[Element data from apps and pages]

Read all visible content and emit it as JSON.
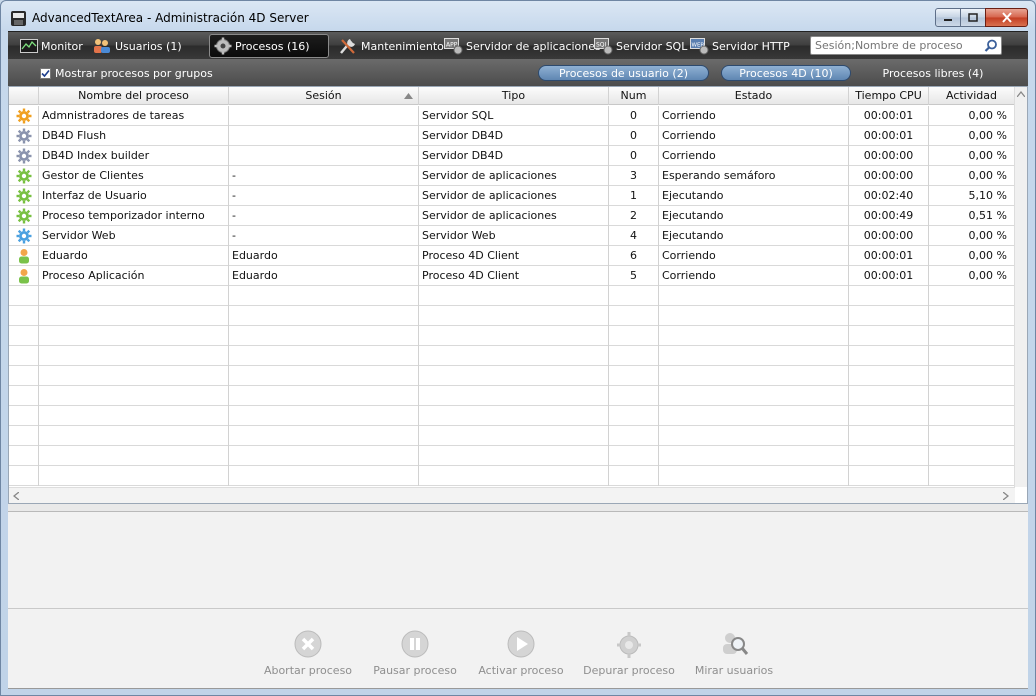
{
  "window": {
    "title": "AdvancedTextArea - Administración 4D Server"
  },
  "toolbar": {
    "tabs": [
      {
        "label": "Monitor",
        "icon": "monitor-icon"
      },
      {
        "label": "Usuarios (1)",
        "icon": "users-icon"
      },
      {
        "label": "Procesos (16)",
        "icon": "gear-icon",
        "active": true
      },
      {
        "label": "Mantenimiento",
        "icon": "tools-icon"
      },
      {
        "label": "Servidor de aplicaciones",
        "icon": "app-server-icon"
      },
      {
        "label": "Servidor SQL",
        "icon": "sql-server-icon"
      },
      {
        "label": "Servidor HTTP",
        "icon": "http-server-icon"
      }
    ],
    "search_placeholder": "Sesión;Nombre de proceso"
  },
  "filters": {
    "group_checkbox_label": "Mostrar procesos por grupos",
    "group_checkbox_checked": true,
    "user_processes": "Procesos de usuario (2)",
    "processes_4d": "Procesos 4D (10)",
    "free_processes": "Procesos libres (4)"
  },
  "table": {
    "columns": [
      "Nombre del proceso",
      "Sesión",
      "Tipo",
      "Num",
      "Estado",
      "Tiempo CPU",
      "Actividad"
    ],
    "rows": [
      {
        "icon": "orange-gear-icon",
        "name": "Admnistradores de tareas",
        "session": "",
        "type": "Servidor SQL",
        "num": "0",
        "state": "Corriendo",
        "cpu": "00:00:01",
        "activity": "0,00 %"
      },
      {
        "icon": "grey-gear-icon",
        "name": "DB4D Flush",
        "session": "",
        "type": "Servidor DB4D",
        "num": "0",
        "state": "Corriendo",
        "cpu": "00:00:01",
        "activity": "0,00 %"
      },
      {
        "icon": "grey-gear-icon",
        "name": "DB4D Index builder",
        "session": "",
        "type": "Servidor DB4D",
        "num": "0",
        "state": "Corriendo",
        "cpu": "00:00:00",
        "activity": "0,00 %"
      },
      {
        "icon": "green-gear-icon",
        "name": "Gestor de Clientes",
        "session": "-",
        "type": "Servidor de aplicaciones",
        "num": "3",
        "state": "Esperando semáforo",
        "cpu": "00:00:00",
        "activity": "0,00 %"
      },
      {
        "icon": "green-gear-icon",
        "name": "Interfaz de Usuario",
        "session": "-",
        "type": "Servidor de aplicaciones",
        "num": "1",
        "state": "Ejecutando",
        "cpu": "00:02:40",
        "activity": "5,10 %"
      },
      {
        "icon": "green-gear-icon",
        "name": "Proceso temporizador interno",
        "session": "-",
        "type": "Servidor de aplicaciones",
        "num": "2",
        "state": "Ejecutando",
        "cpu": "00:00:49",
        "activity": "0,51 %"
      },
      {
        "icon": "blue-gear-icon",
        "name": "Servidor Web",
        "session": "-",
        "type": "Servidor Web",
        "num": "4",
        "state": "Ejecutando",
        "cpu": "00:00:00",
        "activity": "0,00 %"
      },
      {
        "icon": "user-process-icon",
        "name": "Eduardo",
        "session": "Eduardo",
        "type": "Proceso 4D Client",
        "num": "6",
        "state": "Corriendo",
        "cpu": "00:00:01",
        "activity": "0,00 %"
      },
      {
        "icon": "user-process-icon",
        "name": "Proceso Aplicación",
        "session": "Eduardo",
        "type": "Proceso 4D Client",
        "num": "5",
        "state": "Corriendo",
        "cpu": "00:00:01",
        "activity": "0,00 %"
      }
    ]
  },
  "actions": [
    {
      "label": "Abortar proceso",
      "icon": "abort-icon"
    },
    {
      "label": "Pausar proceso",
      "icon": "pause-icon"
    },
    {
      "label": "Activar proceso",
      "icon": "play-icon"
    },
    {
      "label": "Depurar proceso",
      "icon": "debug-icon"
    },
    {
      "label": "Mirar usuarios",
      "icon": "watch-users-icon"
    }
  ],
  "colors": {
    "orange_gear": "#f0a020",
    "grey_gear": "#8a93ad",
    "green_gear": "#78c040",
    "blue_gear": "#4aa0e0",
    "pill_blue": "#6f93bd"
  }
}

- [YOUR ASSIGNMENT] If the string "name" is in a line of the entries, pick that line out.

- [OUTPUT FOR THIS TASK]
        "name": "Admnistradores de tareas",
        "name": "DB4D Flush",
        "name": "DB4D Index builder",
        "name": "Gestor de Clientes",
        "name": "Interfaz de Usuario",
        "name": "Proceso temporizador interno",
        "name": "Servidor Web",
        "name": "Eduardo",
        "name": "Proceso Aplicación",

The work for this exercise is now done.